The second mechanism available is that of invocation of moral rights of authors. These rights are enumerated in Section 57 of the Copyright Act and allow authors to seek damages as well as injunction if their work is distorted, mutilated, or modified, in a manner such that it is prejudicial to their honour or reputation. Accordingly, if an artist’s work is used by a political party that stands for principles contrary to the artist’s beliefs, and thereby prejudices their honour or reputation, this provision can be used to restrain such usage. For instance, in the specific case of the above clip, it co-opts the ideas of importance of the agrarian population as depicted in the song. If the artists deem such co-option as possibly untrue, thereby prejudicing their honour, they can invoke their moral rights to challenge it. This is possibly the reason why in the US where performance rights organisations grant license to use works in public performances, a specific political entities license is provided from which artists can remove their songs if they wish so.
Finally, a claim is also possible under the Trademark Act if the artist can indicate a mark such as the label which has produced the work which might be infringed either by way of likelihood of confusion in the minds of consumers or by way of dilution of its reputation. This, however, offers a weak remedy since it is difficult to establish any specific mark which is affected by such a parody of the song, and then to substantiate with evidence as to how it is infringed by such use.
There exists a strong argument that allows for artists to restrain political parties from misappropriating their work. This right, however, has been sparsely utilised in the Indian context. Apart from the possible monetary benefits that the artists of these songs miss out on, there also exists another important factor that goes unnoticed.
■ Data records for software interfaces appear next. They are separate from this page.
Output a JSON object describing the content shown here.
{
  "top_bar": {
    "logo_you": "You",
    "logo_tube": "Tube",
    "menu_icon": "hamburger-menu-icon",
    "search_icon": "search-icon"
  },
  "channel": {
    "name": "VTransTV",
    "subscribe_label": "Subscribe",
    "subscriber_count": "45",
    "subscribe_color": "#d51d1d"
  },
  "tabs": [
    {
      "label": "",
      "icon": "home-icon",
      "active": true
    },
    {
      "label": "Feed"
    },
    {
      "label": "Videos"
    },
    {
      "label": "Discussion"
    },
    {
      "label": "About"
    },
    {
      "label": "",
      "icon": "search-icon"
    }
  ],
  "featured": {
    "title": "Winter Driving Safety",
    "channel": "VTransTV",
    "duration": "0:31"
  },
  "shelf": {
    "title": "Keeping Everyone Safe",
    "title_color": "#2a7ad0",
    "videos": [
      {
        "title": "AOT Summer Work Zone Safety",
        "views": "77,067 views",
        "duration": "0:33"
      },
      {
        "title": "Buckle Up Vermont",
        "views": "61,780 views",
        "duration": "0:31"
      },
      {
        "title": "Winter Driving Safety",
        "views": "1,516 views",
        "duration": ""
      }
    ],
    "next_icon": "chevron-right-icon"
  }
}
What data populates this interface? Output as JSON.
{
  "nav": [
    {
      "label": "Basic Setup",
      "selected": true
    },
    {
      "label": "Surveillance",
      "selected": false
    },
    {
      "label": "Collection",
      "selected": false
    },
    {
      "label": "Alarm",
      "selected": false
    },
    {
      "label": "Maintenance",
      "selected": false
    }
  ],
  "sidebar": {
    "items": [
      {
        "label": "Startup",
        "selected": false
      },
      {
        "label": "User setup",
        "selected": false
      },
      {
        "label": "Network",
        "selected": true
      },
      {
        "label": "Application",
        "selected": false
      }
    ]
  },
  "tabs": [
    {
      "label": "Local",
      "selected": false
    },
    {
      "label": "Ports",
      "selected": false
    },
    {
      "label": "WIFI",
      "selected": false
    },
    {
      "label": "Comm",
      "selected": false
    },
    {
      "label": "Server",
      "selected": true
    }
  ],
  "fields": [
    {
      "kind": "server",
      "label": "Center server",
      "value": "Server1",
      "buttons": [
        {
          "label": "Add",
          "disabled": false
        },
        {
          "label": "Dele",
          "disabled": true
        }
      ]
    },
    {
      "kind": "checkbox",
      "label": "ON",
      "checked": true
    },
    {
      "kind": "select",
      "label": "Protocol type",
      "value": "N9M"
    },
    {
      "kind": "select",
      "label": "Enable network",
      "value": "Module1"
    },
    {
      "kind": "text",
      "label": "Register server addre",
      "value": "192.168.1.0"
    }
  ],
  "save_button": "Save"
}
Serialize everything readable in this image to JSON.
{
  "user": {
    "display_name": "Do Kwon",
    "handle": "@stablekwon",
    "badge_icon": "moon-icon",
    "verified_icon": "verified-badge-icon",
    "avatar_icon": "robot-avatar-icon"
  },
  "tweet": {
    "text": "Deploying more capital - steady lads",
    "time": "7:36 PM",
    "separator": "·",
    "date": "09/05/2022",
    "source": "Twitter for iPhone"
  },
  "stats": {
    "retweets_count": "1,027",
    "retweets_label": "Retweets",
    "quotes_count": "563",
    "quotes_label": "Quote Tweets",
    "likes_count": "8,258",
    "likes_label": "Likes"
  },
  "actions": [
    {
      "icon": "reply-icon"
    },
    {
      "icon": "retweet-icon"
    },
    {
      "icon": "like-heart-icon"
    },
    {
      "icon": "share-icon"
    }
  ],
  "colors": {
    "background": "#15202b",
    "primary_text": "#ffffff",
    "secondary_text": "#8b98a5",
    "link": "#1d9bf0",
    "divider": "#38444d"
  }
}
This can be seen from the example of Enjoy Enjaami which, apart from its fame as a trendy song, is a ‘politically loaded’ song, challenging oppression and caste discrimination and recognising the importance of nature and communities that are ignored by the mainstream media. Similar is the case with parodies of folk songs belonging to various communities. If misappropriation of such works takes place without due credit to its originators and without acknowledging the purpose sought to be served by these songs, it further concretises the role that the marginalised have traditionally been allocated in political spheres, that of meek spectators whose relevance is restricted solely as a vote bank. In such circumstances, their interests and concerns are ignored and their art and culture are used to woo them only to conveniently ignore them after elections. This possibly makes it even more important for artists of such works to recognise the existing rights vested in them under the law and to utilise them as a mark of protest against the exploitative strategies adopted by various political parties. Such exercise of rights could turn copyrights into an imperfect but important means of rebellion against the subjugation of vulnerable communities.